Brined Fish is a common dish of Agathois fishermen, which they even cooked on their boats while out fishing.
Take the fish you have on hand on the boat, essentially mackerel on the boat, and whitings and cabotes in town, and then scale them as necessary, gut them, remove the gills and wash them.
Put about two liters of water in a large casserole, depending on the amount of fish you have. Add some salt, an onion, some peeled potatoes, one or two peeled cloves of garlic and a bay leaf. Boil this until the onion and the potatoes are cooked.

Then add the fish, starting with the ones with the firmest flesh (the cabotes) and ending with the fish that cooks the most quickly (the whiting and the mackerel).
Once the fish are cooked, mix them with the vegetables and add a dash of olive oil and vinegar.
Reserve the remaining broth and with it, and depending on the fish, you you can make a good soup by adding pasta.
This recipe can be improved. In the evening, lightly sauté a small onion, a clove of garlic (minced) and a fresh tomato. Once these ingredients have been well-simmered, add the fish broth and let it boil. You can then add pasta or spaghetti or serve it on toasted garlic-rubbed croutons.
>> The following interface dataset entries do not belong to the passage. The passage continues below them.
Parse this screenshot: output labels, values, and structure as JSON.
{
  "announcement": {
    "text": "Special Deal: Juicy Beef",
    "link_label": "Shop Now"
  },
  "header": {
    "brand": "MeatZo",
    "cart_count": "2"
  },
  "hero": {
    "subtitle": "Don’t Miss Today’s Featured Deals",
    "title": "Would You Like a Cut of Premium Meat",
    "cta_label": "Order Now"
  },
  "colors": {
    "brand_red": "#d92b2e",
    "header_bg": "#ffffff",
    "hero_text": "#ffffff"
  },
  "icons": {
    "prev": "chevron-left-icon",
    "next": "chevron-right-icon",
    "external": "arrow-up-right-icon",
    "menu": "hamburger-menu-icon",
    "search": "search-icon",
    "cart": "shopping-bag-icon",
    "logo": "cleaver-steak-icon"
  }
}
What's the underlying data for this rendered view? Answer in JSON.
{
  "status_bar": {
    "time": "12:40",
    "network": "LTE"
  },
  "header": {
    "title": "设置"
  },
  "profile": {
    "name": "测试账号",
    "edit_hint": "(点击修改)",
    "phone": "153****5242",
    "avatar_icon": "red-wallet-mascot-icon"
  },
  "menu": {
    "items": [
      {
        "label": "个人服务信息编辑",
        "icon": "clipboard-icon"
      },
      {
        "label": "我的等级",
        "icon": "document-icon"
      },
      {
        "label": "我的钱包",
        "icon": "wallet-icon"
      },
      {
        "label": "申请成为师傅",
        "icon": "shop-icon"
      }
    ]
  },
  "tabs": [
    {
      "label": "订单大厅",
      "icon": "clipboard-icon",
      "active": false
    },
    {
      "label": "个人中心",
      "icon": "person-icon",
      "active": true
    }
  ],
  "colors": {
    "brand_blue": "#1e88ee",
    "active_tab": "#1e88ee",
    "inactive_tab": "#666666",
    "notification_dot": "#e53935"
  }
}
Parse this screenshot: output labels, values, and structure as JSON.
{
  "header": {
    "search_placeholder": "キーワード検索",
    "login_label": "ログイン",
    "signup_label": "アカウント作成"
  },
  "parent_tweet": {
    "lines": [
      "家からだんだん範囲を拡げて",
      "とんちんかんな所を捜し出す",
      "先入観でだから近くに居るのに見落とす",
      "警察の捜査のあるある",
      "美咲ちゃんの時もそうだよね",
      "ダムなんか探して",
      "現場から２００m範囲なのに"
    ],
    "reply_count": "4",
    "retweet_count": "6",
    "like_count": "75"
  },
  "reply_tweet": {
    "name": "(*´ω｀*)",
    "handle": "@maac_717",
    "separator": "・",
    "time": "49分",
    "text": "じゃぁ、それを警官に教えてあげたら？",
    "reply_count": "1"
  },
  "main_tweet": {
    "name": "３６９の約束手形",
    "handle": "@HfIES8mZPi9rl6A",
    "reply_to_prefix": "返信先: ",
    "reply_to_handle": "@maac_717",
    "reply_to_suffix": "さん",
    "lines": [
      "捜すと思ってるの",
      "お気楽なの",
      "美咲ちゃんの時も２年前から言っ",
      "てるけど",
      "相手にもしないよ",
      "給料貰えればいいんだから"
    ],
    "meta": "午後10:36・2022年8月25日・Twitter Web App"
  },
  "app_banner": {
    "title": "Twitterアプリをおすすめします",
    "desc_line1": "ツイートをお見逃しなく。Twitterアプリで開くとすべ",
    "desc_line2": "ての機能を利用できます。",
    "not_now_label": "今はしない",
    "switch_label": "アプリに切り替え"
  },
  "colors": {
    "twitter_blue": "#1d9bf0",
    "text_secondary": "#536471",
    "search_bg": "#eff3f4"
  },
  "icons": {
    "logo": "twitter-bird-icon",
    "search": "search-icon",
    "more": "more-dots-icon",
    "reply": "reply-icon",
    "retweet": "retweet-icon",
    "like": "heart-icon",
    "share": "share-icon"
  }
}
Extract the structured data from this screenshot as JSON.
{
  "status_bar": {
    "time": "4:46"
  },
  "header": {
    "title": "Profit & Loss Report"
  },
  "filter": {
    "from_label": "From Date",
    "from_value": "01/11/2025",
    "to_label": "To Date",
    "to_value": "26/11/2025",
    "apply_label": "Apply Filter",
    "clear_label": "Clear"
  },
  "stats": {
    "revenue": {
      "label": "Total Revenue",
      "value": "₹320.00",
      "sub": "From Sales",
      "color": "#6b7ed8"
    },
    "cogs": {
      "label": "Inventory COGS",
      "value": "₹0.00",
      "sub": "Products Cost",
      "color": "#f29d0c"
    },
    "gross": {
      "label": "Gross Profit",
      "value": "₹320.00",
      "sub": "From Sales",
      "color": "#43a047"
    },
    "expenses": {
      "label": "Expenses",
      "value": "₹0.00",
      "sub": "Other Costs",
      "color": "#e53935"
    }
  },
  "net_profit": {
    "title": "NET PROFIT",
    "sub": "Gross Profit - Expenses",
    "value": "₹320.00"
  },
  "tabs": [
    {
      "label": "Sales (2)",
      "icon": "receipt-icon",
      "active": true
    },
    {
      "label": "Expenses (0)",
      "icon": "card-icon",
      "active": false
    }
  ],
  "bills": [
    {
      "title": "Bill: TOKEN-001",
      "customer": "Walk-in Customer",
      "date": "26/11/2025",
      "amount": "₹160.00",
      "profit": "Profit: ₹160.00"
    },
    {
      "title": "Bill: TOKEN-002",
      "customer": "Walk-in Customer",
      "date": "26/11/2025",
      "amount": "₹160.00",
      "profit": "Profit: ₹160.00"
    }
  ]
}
Whichever recipe you use, you'll have a very good soup that costs almost nothing.

Jean-Marc Roger/Janet L. Clark